Imposing a no-fly zone over Syria would cost as much as $1 billion a month and put U.S. aircraft at risk of being shot down without necessarily toppling Bashar al-Assad’s regime, the U.S. military’s top officer said.
Thousands of U.S. troops would be required on the ground if the U.S. wanted to establish buffer zones to protect targeted geographic areas or to control the proliferation of chemical weapons, Army General Martin Dempsey, chairman of the Joint Chiefs of Staff, said in a letter to the chairman of the Senate Armed Services Committee that was released yesterday.
Underscoring his reluctance to take military action in Syria, Dempsey said U.S. intervention “could inadvertently empower extremists or unleash the very chemical weapons we seek to control,” without the emergence of a “viable opposition.”

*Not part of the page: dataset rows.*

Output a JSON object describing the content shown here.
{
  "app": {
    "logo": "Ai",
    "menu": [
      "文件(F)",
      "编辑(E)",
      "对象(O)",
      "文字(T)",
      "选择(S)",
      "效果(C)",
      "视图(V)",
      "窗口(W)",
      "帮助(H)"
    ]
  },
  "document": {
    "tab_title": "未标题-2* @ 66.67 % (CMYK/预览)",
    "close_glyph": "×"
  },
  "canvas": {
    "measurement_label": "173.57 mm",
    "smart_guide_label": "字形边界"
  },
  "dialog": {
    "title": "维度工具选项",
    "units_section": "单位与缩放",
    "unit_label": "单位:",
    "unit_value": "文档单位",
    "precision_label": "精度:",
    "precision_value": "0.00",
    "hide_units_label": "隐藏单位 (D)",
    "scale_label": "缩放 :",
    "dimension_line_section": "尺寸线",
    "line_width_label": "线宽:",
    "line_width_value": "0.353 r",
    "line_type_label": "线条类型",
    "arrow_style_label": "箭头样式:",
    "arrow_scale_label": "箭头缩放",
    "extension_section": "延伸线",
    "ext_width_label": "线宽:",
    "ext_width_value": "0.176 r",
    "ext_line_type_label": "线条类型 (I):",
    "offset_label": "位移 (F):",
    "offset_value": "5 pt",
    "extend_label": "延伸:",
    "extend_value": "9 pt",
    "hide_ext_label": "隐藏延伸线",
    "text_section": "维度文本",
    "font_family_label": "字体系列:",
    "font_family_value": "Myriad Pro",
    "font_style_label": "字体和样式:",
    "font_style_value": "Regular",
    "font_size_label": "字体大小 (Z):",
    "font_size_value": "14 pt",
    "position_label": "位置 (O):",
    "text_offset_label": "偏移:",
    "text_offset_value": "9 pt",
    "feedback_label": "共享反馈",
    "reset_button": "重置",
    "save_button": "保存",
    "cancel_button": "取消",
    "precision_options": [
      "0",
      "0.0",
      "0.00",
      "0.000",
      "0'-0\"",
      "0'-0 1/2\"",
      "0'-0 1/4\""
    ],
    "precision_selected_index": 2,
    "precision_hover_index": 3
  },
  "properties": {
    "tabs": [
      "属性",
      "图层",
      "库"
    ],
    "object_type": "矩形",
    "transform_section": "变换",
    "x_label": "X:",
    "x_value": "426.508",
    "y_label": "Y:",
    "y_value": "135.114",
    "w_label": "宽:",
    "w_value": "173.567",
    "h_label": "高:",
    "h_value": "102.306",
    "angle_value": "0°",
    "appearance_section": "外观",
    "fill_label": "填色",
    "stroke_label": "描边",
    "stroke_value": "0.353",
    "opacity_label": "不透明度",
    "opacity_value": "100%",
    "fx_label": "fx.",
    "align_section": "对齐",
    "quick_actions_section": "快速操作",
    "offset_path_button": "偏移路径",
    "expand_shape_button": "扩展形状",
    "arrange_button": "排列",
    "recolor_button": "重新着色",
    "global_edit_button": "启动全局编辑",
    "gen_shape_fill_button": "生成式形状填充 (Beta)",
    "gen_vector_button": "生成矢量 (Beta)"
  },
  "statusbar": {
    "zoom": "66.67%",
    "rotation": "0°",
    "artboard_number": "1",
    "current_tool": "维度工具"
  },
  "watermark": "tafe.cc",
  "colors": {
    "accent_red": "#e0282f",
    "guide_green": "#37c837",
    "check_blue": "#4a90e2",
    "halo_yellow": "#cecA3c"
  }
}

Dempsey’s letter is the strongest public statement by a Pentagon leader setting out the dangers of direct involvement in Syria. The war has claimed more than 93,000 lives by United Nations estimates while threatening to destabilize neighboring Jordan and Lebanon and risking a broader regional conflict between Sunnis and Shiites.
Asked today whether Defense Secretary Chuck Hagel agrees with Dempsey’s assessment on Syria, Pentagon spokesman George Little told reporters today that Hagel is “clear-eyed about the cost of intervention.”

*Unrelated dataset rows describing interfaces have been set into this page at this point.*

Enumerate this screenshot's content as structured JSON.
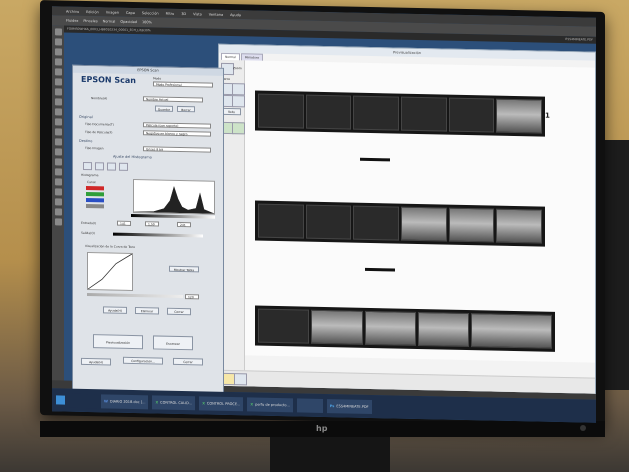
{
  "photoshop": {
    "menu": [
      "Archivo",
      "Edición",
      "Imagen",
      "Capa",
      "Selección",
      "Filtro",
      "3D",
      "Vista",
      "Ventana",
      "Ayuda"
    ],
    "options": [
      "Fluidez",
      "Pinceles",
      "Normal",
      "Opacidad",
      "100%"
    ],
    "tab_title": "FO8MS0WHXA_0003_HB8010234_00001_ECH_Lit@30%",
    "right_tab": "ESS4MINEATE.PDF"
  },
  "preview": {
    "title": "Previsualización",
    "tabs": [
      "Normal",
      "Miniatura"
    ],
    "side_buttons": [
      "Zoom",
      "Marco",
      "Todo"
    ],
    "film_markers": [
      "1"
    ]
  },
  "epson": {
    "window_title": "EPSON Scan",
    "brand": "EPSON Scan",
    "mode_label": "Modo",
    "mode_value": "Modo Profesional",
    "config_label": "Nombre(A)",
    "config_value": "Nombre Actual",
    "save_label": "Guardar",
    "delete_label": "Borrar",
    "original_label": "Original",
    "doc_type_label": "Tipo Documento(T)",
    "doc_type_value": "Película (con soporte)",
    "film_type_label": "Tipo de Película(F)",
    "film_type_value": "Negativo en blanco y negro",
    "dest_label": "Destino",
    "image_type_label": "Tipo Imagen",
    "image_type_value": "Grises 8 bit",
    "histogram_title": "Ajuste del Histograma",
    "histogram_sub": "Histograma",
    "channel_label": "Canal",
    "input_label": "Entrada(I)",
    "input_values": [
      "141",
      "1,50",
      "241"
    ],
    "output_label": "Salida(O)",
    "curve_label": "Visualización de la Curva de Tono",
    "show_table": "Mostrar Tabla",
    "output_value": "120",
    "buttons": [
      "Ayuda(H)",
      "Eliminar",
      "Cerrar"
    ],
    "preview_btn": "Previsualización",
    "scan_btn": "Escanear",
    "help_btn": "Ayuda(H)",
    "config_btn": "Configuración...",
    "close_btn": "Cerrar"
  },
  "taskbar": {
    "items": [
      "DIARIO 2018.doc [...",
      "CONTROL CALID...",
      "CONTROL PROCE...",
      "perfo de producto...",
      "ESS4MINEATE.PDF"
    ]
  },
  "monitor": {
    "brand": "hp"
  }
}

Members of the Senate Armed Services panel who favor more aggressive military action pressed Dempsey at a hearing last week to disclose what advice he’s giving to President Barack Obama. Dempsey said it would be “inappropriate for me to try to influence the decision” by making public his recommendations to the president when they’re under consideration.

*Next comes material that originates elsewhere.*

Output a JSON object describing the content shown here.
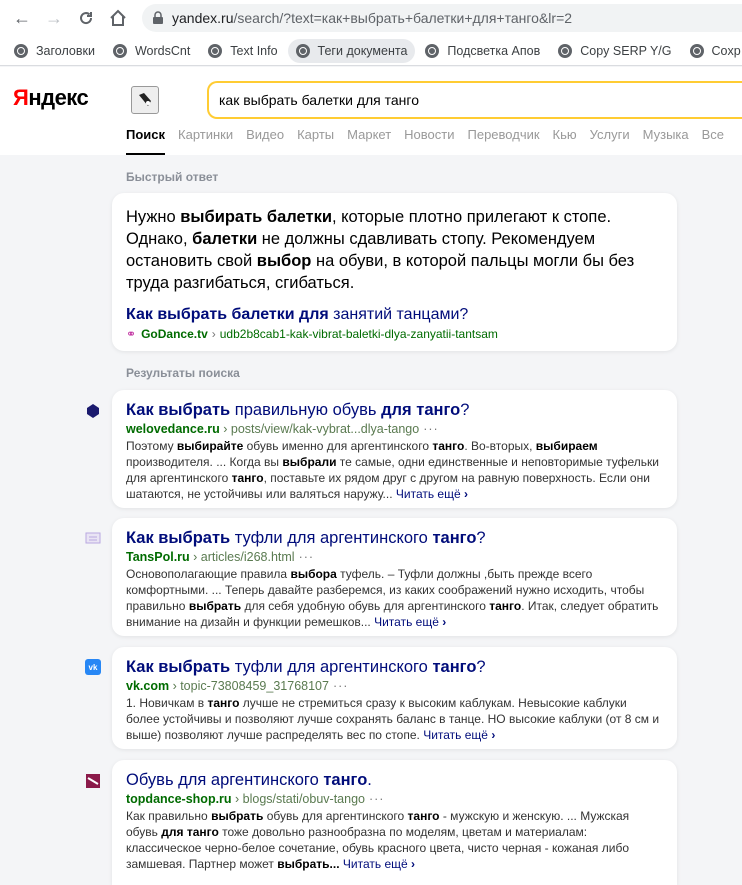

While Obama administration officials have said they are weighing all options short of putting U.S. troops on the ground in Syria, the U.S. has limited its support for rebel forces to non-lethal aid and a promise of small arms.
Some lawmakers have expressed doubts about the limited steps the Obama administration is taking in Syria, which stop short of any no-fly zone or direct military action.
“The House Intelligence Committee has very strong concerns about the strength of the administration’s plans in Syria and its chances for success,” said Representative Mike Rogers, the panel’s chairman and a Michigan Republican, said in a statement yesterday.
Senator John McCain, an Arizona Republican, said at last week’s hearing that he would block Dempsey’s nomination for a second term heading the Joint Chiefs unless the general revealed his advice to Obama. McCain has led calls in Congress to arm the rebels and establish a no-fly zone to protect the opposition from Assad’s air power.
“We wouldn’t be starting a war,” McCain said. “We would be trying to stop a massacre that’s going on.”
Senator Carl Levin, the Michigan Democrat who’s chairman of the committee, asked Dempsey to write the letter outlining options in an effort to resolve the committee’s conflict with the general.
“It is not enough to simply alter the balance of military power without careful consideration of what is necessary in order to preserve a functioning state,” Dempsey said in the letter, dated July 19. “We must anticipate and be prepared for the unintended consequences of our action.”
Dempsey said that training and advising the Syrian opposition would cost $500 million a year, while the cost of conducting stand-off strikes against Assad’s military “would be in the billions.”
Dempsey’s comments reflect the views of commanders, who have been critical of proposals to intervene in Syria.
Retired Marine Corps General James Mattis, who was commander of U.S. Central Command from August 2010 until March, said a no-fly zone would have little effect in reducing civilian causalities because most deaths are from regime artillery, machine guns and sniper fire, not air strikes.
A no-fly zone also would be “very expensive,” Mattis said July 20 at a security conference in Aspen, Colorado. “It will have tankers. It will have fighter planes up constantly. It will drain the Treasury. It will take our hard-pressed military into one more fray. It’s going to require helicopters and special forces to recover the pilots who get shot down.”
“Can we do it? Absolutely,” he said. “And the killing will go on on the ground because they are not using aircraft to do most of the killing.”
Mattis said U.S. intervention risked drawing America into another Mideast war.
“If the Americans take ownership of this, it is going to be a full-throated, very, very serious war,” he said at the Aspen Security Forum. “And anyone who said this is going to be easy, that we can do a no-fly zone and it will be cheap, I would discount that at the outset.”
Mattis also raised the perils of helping arm the opposition forces, even assuming steps are taken to prevent the weapons from falling into the hands of Islamist radicals allied with al-Qaeda.
“We could just increase the savagery if we don’t do it right,” he said.
After early successes by the opposition, Assad’s regime has made military advances with the help of weapons, training and fighters from Iran and its ally, Hezbollah, the Lebanese Shiite Muslim group that the U.S. and Israel regard as a terrorist organization. The European Union yesterday labeled Hezbollah’s military wing as terrorists.